EXERCISE DIRECTIONS »
Report back every line below that carries the word "heading".

Website and app data records »
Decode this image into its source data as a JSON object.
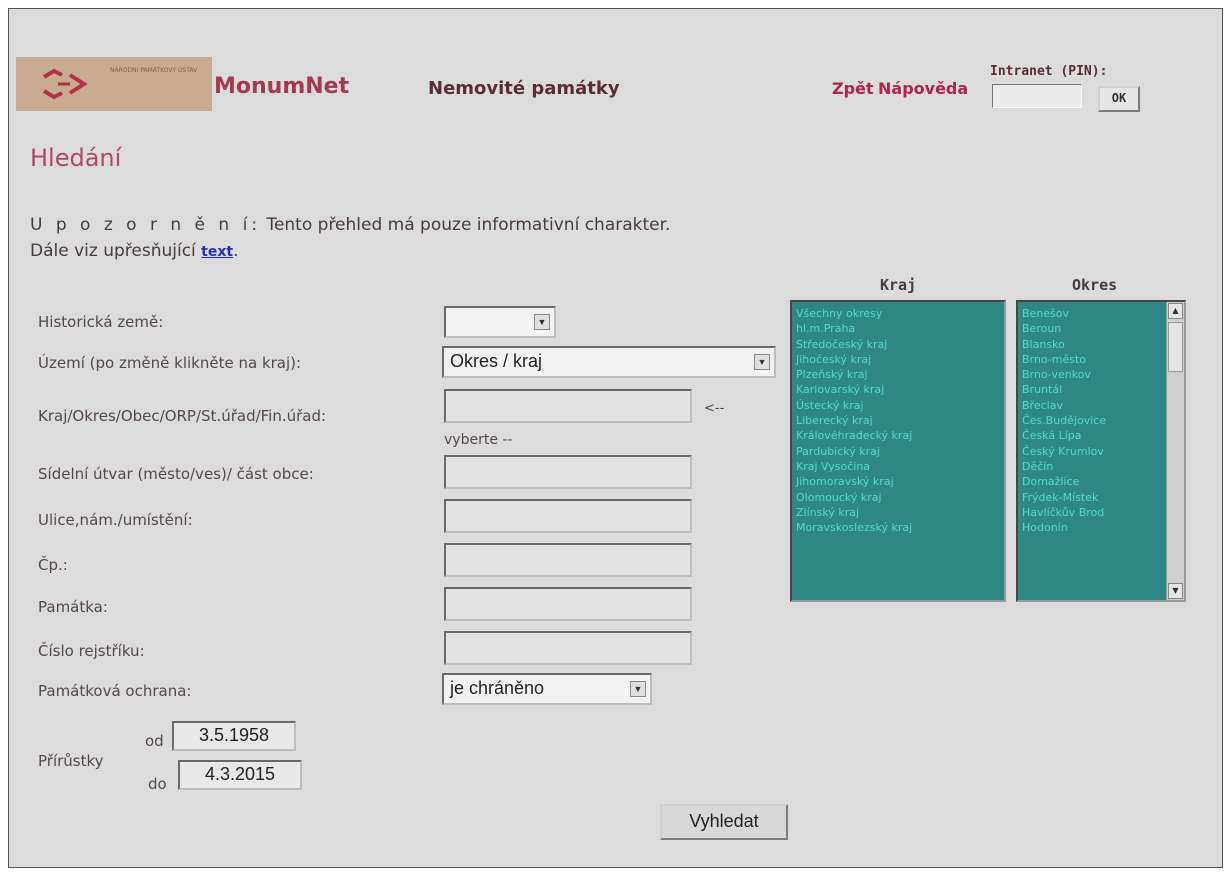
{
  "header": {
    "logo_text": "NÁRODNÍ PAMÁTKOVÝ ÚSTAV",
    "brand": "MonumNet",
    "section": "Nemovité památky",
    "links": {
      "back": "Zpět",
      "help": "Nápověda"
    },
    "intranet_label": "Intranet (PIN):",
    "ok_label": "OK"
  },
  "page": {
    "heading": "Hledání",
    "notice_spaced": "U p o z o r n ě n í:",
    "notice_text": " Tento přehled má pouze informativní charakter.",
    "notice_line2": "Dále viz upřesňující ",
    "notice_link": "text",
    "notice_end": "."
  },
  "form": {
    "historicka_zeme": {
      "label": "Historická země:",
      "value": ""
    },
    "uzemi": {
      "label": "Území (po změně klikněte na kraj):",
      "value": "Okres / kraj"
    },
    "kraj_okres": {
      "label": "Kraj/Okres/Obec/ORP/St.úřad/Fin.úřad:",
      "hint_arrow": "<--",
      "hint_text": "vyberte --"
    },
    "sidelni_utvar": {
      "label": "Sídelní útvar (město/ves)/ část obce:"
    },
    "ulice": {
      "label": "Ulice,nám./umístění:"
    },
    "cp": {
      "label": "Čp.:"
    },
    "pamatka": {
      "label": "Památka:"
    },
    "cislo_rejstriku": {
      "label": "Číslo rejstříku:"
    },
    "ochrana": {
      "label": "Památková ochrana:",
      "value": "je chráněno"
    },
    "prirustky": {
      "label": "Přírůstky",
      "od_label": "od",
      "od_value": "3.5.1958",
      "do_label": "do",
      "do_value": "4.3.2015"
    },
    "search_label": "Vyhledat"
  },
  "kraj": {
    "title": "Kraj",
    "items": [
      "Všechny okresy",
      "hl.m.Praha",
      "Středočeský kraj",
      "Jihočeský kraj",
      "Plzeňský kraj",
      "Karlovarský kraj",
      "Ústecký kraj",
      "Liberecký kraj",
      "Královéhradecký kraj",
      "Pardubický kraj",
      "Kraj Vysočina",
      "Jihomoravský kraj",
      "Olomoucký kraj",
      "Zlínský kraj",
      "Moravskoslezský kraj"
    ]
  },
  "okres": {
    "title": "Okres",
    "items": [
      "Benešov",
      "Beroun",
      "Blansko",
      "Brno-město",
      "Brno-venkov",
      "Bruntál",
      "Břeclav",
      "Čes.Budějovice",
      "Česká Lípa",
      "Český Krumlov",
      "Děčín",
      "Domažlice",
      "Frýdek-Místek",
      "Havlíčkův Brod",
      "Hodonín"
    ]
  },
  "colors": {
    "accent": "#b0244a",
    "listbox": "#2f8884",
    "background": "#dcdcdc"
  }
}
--
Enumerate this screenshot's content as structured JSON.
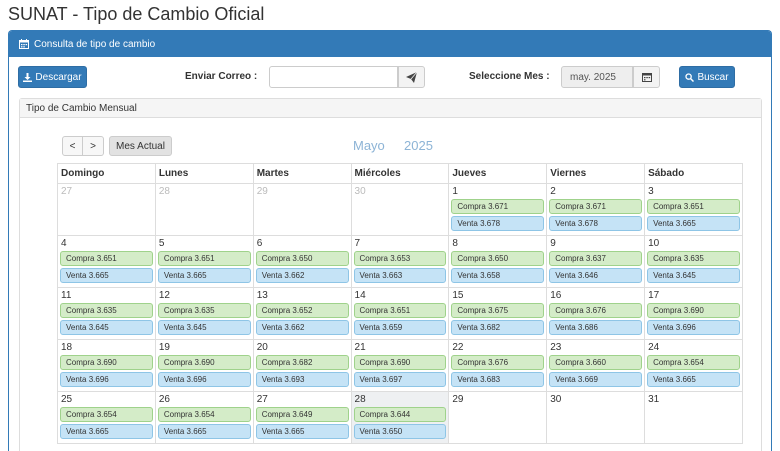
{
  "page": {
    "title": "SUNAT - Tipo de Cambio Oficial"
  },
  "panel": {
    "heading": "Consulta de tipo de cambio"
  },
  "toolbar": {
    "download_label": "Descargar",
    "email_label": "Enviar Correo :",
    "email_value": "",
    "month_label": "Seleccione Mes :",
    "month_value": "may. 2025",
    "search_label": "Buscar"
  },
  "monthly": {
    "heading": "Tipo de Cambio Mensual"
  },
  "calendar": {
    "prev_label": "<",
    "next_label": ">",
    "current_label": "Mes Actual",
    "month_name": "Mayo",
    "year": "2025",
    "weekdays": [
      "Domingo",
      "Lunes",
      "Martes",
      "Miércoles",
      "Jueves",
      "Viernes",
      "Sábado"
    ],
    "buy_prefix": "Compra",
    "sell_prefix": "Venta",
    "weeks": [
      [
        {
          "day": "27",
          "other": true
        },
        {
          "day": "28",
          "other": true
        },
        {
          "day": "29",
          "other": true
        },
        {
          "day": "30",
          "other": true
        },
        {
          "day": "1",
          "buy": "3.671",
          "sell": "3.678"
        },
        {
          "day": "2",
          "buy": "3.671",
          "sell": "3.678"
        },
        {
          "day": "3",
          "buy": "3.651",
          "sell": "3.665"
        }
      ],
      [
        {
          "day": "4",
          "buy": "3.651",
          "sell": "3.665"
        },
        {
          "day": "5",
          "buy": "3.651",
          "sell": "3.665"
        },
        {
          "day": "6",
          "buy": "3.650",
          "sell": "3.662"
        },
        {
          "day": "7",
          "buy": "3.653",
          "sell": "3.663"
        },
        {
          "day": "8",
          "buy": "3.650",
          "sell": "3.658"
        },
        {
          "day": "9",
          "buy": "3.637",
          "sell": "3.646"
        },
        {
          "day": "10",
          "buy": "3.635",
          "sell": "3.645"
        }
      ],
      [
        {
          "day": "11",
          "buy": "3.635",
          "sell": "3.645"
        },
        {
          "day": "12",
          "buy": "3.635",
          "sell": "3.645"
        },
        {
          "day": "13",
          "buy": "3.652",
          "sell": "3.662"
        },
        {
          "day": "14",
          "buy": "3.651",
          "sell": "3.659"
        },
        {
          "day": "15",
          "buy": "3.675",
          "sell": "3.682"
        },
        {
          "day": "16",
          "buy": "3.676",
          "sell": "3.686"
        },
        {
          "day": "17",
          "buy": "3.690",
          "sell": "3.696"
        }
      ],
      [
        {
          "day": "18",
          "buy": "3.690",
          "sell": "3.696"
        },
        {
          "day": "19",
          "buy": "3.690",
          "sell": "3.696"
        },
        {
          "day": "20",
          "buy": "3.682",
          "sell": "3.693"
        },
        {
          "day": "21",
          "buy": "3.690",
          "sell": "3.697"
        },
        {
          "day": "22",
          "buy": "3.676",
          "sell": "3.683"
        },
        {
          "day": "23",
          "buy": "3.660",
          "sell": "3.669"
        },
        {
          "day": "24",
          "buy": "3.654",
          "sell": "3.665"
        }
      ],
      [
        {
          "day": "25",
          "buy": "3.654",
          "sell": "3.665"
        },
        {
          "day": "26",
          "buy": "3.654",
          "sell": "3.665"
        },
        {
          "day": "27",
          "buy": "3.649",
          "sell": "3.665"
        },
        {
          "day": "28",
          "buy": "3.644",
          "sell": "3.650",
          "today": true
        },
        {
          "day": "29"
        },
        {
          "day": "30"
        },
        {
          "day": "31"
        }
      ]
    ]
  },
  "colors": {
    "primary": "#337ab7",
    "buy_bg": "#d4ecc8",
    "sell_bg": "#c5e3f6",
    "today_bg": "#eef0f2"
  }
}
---
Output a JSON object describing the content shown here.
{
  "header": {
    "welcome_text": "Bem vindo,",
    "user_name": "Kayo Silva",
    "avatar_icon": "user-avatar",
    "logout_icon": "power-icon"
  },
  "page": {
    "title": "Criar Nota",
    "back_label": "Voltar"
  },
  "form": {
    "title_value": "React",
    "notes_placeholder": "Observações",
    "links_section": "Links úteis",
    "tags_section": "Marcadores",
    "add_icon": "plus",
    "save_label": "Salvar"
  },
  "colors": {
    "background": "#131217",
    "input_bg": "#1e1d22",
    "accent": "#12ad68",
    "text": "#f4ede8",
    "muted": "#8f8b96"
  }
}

ANSWER SECTION »
    "heading": "Hledání",
    "heading": "Consulta de tipo de cambio"
    "heading": "Tipo de Cambio Mensual"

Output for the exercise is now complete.